Non-hazardous employee members:

Full benefit retirement age is:

  • 65 years with at least 48 months of service credit receives life time benefits equal to salary and service credit
  • A Retiree with over 27 year’s service credit may retire at any time with full benefits
  • Reduced benefits retirements can be completed when a member reaches between 25 and 27 service credit years before age 65 or at least age 55 with a minimum of 5 years service credit.
  • Those employed after Sep. 1, 2008 may retire with full benefits at age 57 when service credit added to age equals 87 in addition to prior requirements.

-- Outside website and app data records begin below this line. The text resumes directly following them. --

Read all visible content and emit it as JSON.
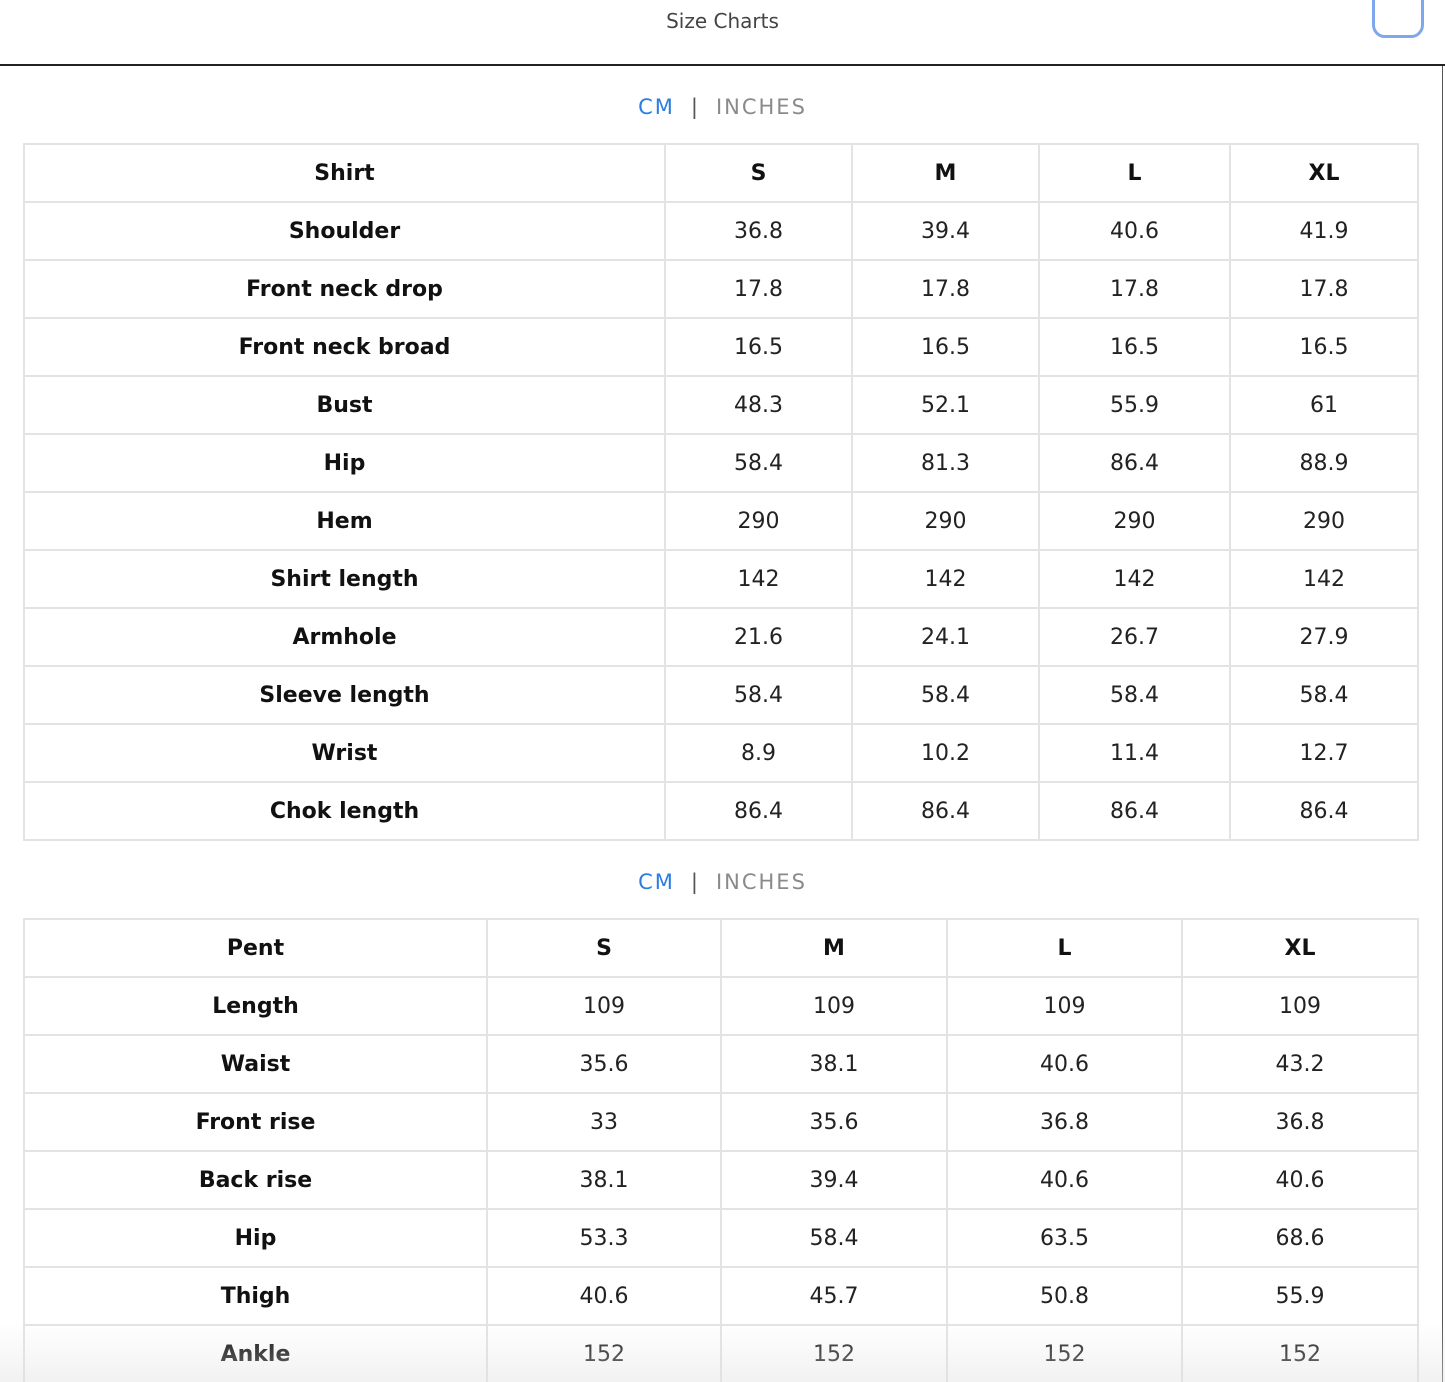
{
  "header": {
    "title": "Size Charts"
  },
  "unit_toggle": {
    "cm": "CM",
    "separator": "|",
    "inches": "INCHES"
  },
  "shirt": {
    "columns": [
      "Shirt",
      "S",
      "M",
      "L",
      "XL"
    ],
    "rows": [
      {
        "label": "Shoulder",
        "values": [
          "36.8",
          "39.4",
          "40.6",
          "41.9"
        ]
      },
      {
        "label": "Front neck drop",
        "values": [
          "17.8",
          "17.8",
          "17.8",
          "17.8"
        ]
      },
      {
        "label": "Front neck broad",
        "values": [
          "16.5",
          "16.5",
          "16.5",
          "16.5"
        ]
      },
      {
        "label": "Bust",
        "values": [
          "48.3",
          "52.1",
          "55.9",
          "61"
        ]
      },
      {
        "label": "Hip",
        "values": [
          "58.4",
          "81.3",
          "86.4",
          "88.9"
        ]
      },
      {
        "label": "Hem",
        "values": [
          "290",
          "290",
          "290",
          "290"
        ]
      },
      {
        "label": "Shirt length",
        "values": [
          "142",
          "142",
          "142",
          "142"
        ]
      },
      {
        "label": "Armhole",
        "values": [
          "21.6",
          "24.1",
          "26.7",
          "27.9"
        ]
      },
      {
        "label": "Sleeve length",
        "values": [
          "58.4",
          "58.4",
          "58.4",
          "58.4"
        ]
      },
      {
        "label": "Wrist",
        "values": [
          "8.9",
          "10.2",
          "11.4",
          "12.7"
        ]
      },
      {
        "label": "Chok length",
        "values": [
          "86.4",
          "86.4",
          "86.4",
          "86.4"
        ]
      }
    ]
  },
  "pent": {
    "columns": [
      "Pent",
      "S",
      "M",
      "L",
      "XL"
    ],
    "rows": [
      {
        "label": "Length",
        "values": [
          "109",
          "109",
          "109",
          "109"
        ]
      },
      {
        "label": "Waist",
        "values": [
          "35.6",
          "38.1",
          "40.6",
          "43.2"
        ]
      },
      {
        "label": "Front rise",
        "values": [
          "33",
          "35.6",
          "36.8",
          "36.8"
        ]
      },
      {
        "label": "Back rise",
        "values": [
          "38.1",
          "39.4",
          "40.6",
          "40.6"
        ]
      },
      {
        "label": "Hip",
        "values": [
          "53.3",
          "58.4",
          "63.5",
          "68.6"
        ]
      },
      {
        "label": "Thigh",
        "values": [
          "40.6",
          "45.7",
          "50.8",
          "55.9"
        ]
      },
      {
        "label": "Ankle",
        "values": [
          "152",
          "152",
          "152",
          "152"
        ]
      }
    ]
  },
  "colors": {
    "accent": "#2a7de1",
    "muted": "#8a8a8a",
    "border": "#e3e3e3",
    "close_outline": "#7fa7ee"
  }
}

Benefits are based on the highest 5 year consecutive average annual pay, years of service combined with any purchased credits and multiplied by a retirement percentage determined by the board. Interest is calculated yearly and members will receive an annual statement.

If an employee with 25 years of service credit purchases an additional 5 years, the benefit amounts at retirement will be based on 30 years of credit

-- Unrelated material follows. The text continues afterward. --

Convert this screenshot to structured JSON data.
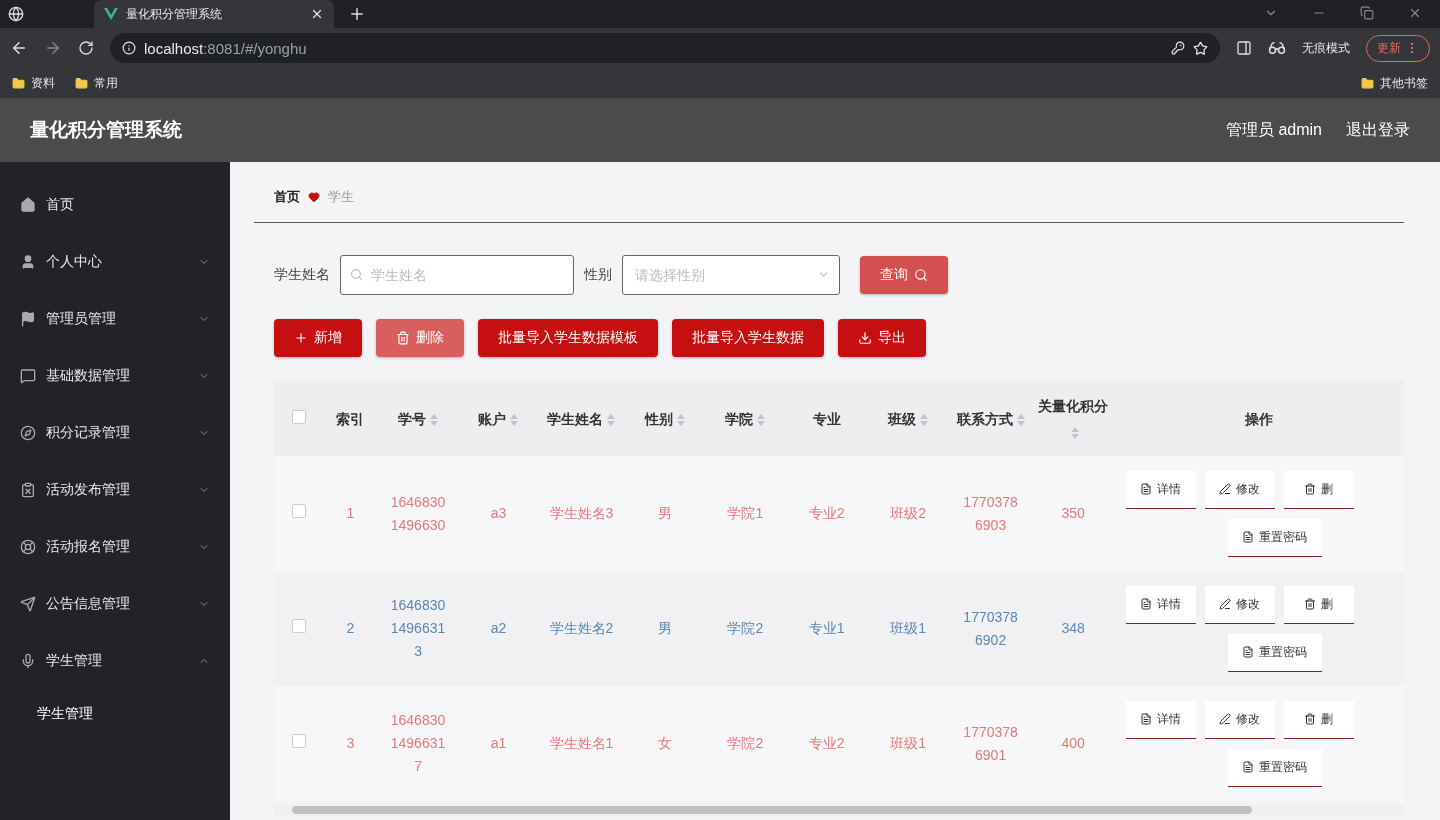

If an employee with 25 years of service credit purchases an additional 5 years, the benefit amounts at retirement will be based on 30 years of credit

Hazardous employee members:

  • Full benefit retirement can be received with 20 or more years of service credit at any age
  • Age 55 with at least 60 months of hazardous duty service credit may retire with full benefits
  • Reduced benefit retirement begins at age 50 with at least 15 years of hazardous service credit

Benefits are calculated based on the average 3 year highest consecutive wages, years of service credit combined with purchased credits and multiplied by a retirement percentage determined by the board. Interest is calculated yearly during the employee pre-retirement and annual statements keep members informed.

Additional Benefits Available

All retirement members of any division may also chose several survivor options depending on personal preferences include pre-retirement death benefits options. The retiree will elect from the many options upon applying for benefits once vesting has been reached. A list of benefit options is provided in the employee handbook.

In addition, all retirement divisions offer disability benefits both permanent and temporary. Disability benefits depend on the type of work and differ for hazardous and non-hazardous employees.

Within each division, employees also have the options to purchase additional service credits that will increase the monthly benefit amounts after retirement. If an employee with 25 years of service credit purchases an additional 5 years, the benefit amounts at retirement will be based on 30 years of credit. Purchased credit can be paid through pre-tax payroll in additional to normal contribution rates that apply.

In addition, all divisions participating in the medical coverage plans after retirement, the state will pay a portion of coverage depending on type of work and age. Benefit amounts will depend on the employee’s enrollment date and percentages vary based on pre and post July 1, 2003 enrollment as well as retirement age and line of work.

Cost of Living and inflation protection and what is the level for 2012, 2013 and 2014

COLA increases are determined by the board on an “as-needed” basis and if applicable apply in July of each year for all KPRS employees.